Investigation of techniques for determining the residual stresses in WC-17Co thermal sprayed coatings and studying the effect of residual stress on its abrasion resistance
Oladijo, Oluseyi Philip

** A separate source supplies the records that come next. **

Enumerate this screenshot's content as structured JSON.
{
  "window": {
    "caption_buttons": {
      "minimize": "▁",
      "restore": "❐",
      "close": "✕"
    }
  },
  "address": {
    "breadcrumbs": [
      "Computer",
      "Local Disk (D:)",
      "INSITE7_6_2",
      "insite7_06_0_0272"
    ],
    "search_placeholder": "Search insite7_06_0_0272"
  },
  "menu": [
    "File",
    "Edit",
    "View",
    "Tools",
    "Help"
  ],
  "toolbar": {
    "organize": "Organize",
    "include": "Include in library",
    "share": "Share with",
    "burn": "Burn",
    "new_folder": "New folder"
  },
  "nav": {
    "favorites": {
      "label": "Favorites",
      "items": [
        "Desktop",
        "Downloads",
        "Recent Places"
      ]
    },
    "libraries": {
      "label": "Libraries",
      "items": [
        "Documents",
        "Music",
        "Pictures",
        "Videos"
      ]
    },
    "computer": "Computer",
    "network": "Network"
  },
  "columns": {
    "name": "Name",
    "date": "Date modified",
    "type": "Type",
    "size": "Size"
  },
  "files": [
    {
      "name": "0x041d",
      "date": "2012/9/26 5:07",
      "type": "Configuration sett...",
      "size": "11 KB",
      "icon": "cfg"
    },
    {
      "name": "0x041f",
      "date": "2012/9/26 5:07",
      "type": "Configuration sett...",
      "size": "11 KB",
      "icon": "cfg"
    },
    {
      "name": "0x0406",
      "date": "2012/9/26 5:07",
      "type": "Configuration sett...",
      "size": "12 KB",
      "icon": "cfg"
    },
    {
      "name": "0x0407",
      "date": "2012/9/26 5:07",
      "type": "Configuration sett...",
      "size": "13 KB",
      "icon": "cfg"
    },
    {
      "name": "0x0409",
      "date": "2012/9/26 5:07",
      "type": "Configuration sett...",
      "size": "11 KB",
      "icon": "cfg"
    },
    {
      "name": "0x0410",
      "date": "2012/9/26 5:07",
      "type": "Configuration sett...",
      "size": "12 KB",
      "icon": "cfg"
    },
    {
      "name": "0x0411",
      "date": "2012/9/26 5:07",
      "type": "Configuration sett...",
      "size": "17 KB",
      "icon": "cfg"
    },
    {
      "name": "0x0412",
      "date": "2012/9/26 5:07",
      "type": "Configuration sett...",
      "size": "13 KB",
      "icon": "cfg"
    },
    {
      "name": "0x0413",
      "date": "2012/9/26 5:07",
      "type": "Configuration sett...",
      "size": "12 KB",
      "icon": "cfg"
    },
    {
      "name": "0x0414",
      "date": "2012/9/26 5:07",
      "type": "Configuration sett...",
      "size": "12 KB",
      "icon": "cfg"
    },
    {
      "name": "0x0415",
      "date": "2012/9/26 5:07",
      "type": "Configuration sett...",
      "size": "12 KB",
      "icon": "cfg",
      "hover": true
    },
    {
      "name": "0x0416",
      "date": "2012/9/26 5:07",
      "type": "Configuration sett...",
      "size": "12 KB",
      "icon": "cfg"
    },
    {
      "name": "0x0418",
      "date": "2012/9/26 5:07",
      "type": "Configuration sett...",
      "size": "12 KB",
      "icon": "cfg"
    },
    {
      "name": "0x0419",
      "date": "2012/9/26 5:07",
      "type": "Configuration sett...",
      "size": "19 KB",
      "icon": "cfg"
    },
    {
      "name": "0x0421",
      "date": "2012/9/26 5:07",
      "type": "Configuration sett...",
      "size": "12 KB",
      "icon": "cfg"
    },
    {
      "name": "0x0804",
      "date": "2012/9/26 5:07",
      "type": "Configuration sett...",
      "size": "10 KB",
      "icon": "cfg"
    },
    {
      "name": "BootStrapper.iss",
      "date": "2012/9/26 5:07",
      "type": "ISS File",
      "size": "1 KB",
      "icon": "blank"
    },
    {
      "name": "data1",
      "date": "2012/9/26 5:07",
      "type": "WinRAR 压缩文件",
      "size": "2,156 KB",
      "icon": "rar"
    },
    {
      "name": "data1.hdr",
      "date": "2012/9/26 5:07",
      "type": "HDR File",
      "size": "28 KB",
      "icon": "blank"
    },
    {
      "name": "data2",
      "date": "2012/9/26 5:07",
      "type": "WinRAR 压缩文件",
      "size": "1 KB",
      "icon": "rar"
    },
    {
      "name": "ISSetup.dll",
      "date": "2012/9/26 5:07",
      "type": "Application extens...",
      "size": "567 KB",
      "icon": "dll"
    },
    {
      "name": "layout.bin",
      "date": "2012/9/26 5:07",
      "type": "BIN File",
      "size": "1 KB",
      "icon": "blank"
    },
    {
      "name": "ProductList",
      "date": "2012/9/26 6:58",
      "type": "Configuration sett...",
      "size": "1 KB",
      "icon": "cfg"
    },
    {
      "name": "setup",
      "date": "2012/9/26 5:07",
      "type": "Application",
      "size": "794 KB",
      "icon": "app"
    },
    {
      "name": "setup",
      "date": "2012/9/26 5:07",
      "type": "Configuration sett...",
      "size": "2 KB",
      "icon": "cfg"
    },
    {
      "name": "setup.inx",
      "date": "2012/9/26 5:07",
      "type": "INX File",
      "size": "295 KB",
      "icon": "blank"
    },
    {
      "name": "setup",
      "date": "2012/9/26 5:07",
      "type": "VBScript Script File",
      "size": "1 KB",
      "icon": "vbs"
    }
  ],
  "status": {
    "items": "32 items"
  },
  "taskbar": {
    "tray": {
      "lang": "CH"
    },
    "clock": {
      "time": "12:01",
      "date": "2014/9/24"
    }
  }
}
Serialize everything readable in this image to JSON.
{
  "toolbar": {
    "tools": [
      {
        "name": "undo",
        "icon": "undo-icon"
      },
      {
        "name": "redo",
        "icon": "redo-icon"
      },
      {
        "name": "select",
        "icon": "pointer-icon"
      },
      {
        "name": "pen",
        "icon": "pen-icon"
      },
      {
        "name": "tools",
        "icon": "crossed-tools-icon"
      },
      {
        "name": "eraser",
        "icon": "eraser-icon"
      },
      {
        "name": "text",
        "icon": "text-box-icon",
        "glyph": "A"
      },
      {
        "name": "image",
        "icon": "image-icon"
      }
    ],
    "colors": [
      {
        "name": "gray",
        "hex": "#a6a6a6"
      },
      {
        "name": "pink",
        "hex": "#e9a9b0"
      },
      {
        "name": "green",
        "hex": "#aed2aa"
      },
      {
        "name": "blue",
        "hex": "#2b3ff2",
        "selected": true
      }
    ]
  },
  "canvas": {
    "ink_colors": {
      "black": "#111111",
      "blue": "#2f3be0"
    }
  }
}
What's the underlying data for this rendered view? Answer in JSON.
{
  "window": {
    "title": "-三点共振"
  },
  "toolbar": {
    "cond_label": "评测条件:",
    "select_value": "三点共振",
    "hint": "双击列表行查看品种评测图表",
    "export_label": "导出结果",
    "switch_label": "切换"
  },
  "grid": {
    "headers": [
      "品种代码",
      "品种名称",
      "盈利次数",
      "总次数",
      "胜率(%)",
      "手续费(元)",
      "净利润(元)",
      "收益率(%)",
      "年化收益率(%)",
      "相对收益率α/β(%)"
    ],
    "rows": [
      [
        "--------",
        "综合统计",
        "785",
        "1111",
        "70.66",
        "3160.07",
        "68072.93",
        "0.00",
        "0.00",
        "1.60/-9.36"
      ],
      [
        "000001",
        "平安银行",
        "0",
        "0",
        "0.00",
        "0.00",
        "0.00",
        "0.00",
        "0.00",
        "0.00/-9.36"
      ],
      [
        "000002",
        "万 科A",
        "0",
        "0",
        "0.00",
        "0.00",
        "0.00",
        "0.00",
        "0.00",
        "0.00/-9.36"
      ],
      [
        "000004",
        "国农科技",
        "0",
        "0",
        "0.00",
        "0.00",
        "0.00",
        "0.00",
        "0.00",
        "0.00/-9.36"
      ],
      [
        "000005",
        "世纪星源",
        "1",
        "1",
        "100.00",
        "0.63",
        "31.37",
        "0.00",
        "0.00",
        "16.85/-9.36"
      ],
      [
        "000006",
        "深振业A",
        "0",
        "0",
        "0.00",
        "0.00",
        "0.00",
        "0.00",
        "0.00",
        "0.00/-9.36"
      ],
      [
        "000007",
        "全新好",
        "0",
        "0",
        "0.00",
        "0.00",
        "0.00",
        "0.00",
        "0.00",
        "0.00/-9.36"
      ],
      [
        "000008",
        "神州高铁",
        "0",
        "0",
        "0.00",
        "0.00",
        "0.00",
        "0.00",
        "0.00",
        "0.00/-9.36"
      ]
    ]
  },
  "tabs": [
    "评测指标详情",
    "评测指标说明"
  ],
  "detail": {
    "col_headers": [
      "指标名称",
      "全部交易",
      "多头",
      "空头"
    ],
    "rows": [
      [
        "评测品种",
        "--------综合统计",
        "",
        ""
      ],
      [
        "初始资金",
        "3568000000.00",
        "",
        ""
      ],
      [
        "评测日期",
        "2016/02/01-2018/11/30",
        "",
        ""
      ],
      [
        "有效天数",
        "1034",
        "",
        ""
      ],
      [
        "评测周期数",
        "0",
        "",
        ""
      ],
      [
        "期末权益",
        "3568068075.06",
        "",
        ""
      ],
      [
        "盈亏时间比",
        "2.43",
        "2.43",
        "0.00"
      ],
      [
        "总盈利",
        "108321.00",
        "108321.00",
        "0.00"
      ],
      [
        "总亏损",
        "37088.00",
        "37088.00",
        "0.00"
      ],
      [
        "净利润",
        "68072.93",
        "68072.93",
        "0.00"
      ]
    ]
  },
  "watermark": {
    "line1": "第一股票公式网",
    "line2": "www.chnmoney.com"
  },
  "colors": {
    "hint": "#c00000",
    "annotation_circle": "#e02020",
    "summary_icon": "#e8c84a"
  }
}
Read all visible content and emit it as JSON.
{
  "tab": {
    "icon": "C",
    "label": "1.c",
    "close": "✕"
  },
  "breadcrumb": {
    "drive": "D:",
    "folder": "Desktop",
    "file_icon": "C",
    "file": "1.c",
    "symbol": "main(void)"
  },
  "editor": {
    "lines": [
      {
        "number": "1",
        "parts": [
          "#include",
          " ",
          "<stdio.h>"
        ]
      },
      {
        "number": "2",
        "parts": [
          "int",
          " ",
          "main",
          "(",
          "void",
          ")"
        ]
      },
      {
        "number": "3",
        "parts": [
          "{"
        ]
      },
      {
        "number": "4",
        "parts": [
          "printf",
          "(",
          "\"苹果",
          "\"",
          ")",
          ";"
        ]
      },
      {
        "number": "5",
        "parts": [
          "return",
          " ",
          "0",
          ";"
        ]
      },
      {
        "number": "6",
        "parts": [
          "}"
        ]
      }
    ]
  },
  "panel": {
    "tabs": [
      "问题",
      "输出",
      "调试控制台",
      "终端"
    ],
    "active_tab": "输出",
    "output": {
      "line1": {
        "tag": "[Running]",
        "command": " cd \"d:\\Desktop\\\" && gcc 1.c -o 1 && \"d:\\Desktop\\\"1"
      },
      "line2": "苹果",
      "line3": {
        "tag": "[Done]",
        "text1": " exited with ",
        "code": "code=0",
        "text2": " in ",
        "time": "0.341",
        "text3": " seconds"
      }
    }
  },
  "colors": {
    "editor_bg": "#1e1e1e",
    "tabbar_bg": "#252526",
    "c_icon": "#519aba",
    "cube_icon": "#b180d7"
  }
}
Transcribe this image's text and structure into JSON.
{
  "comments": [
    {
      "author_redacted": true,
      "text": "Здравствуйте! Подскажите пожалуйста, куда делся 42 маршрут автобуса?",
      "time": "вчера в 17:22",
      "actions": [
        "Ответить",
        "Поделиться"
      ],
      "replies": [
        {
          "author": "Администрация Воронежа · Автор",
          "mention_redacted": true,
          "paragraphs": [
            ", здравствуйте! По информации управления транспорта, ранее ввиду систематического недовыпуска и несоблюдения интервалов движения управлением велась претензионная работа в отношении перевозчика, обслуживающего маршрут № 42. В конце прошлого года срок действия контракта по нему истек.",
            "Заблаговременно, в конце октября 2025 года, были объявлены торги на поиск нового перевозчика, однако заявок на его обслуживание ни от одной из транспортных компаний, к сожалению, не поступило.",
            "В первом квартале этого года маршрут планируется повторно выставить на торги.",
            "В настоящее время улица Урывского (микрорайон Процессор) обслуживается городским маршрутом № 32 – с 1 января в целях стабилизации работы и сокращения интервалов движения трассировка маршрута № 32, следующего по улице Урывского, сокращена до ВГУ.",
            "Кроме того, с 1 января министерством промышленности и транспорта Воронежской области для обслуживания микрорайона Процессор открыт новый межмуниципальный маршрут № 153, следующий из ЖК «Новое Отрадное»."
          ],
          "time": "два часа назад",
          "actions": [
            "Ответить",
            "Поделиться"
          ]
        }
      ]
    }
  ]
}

The aim of this project was to investigate the techniques for determining the residual stresses in WC-17Co thermal sprayed coatings and to study the effect of residual stress on abrasion resistance on different substrates. The choice of the substrate was due to their different coefficients of thermal expansion (aluminium, super-invar, 304L stainless steel, mild steel and brass). Coatings of about 200μm were successfully deposited on all the substrates. Coatings were deposited by a high velocity oxyl-fuel spraying system (HVOF), and characterized by evaluating the coating phases and wear resistance, and the residual stresses were determined via non-destructive methods. Investigations involved both as-sprayed and their annealed counterparts to ascertain the effect of heat treatment. Non-destructive determination of residual stresses in the WC-Co coated systems was exceptionally challenging in that the coatings were only 200 microns thick. The best suited techniques for investigation of WC were diffraction-based strain scanning using penetrating radiation such as thermal neutrons (most penetrating), high energy synchrotron X-rays (100 keV enables 20 micron penetration) and laboratory X-rays (limited to 5 micron penetration). Laboratory X-rays (Necsa, using Co radiation), thermal neutrons (ANSTO, Australia) and Xray synchrotron (ESRF, France) were successfully employed to resolve the stress conditions. The neutron investigations enabled two approaches for the determination of the in-surface stresses, direct measurements (good results for the low neutron attenuation substrates), and indirect determination using stress balance conditions inferred from the through thickness depth profiles measured in the substrates (applicable to all the higher neutron attenuating substrates). Investigations were expanded to the study of the influence of annealing at 40% of the respective substrate melting temperatures. For each substrate, the through thickness stress profile differences between the grit-blasted reference material (final before the HVOF coating) and the grit-blast coated samples were used to determine the elastic contributions purely ascribed to the coating process. This required exceptional positional resolution neutron diffraction investigations (positional accuracies better than 0.01 mm). There were both small compressive and low tensile stresses on the as-sprayed coated samples. After annealing, the stresses became substantially more compressive. The near-surface trends of the grit-blasted substrates were completely relaxed after annealing, with thermal stresses being the dominant mechanism for residual stress induced due to the large difference in the coefficients of thermal expansion (CTE) between the WC coatings and the substrates. The three-body abrasive tests were carried out on the parent materials (substrate), grit blasted substrates, as-sprayed coatings and heat treated coatings. The contributions of each coating process were established. There was about 45-50% reduction in the wear of grit-blasted samples compared to the substrates, whilst 80-95% reduction in the wear of the coatings compared to substrates was found. The wear resistance is due to many different contributions, but there was a strong correlation between the residual stress and wear resistance of the coating.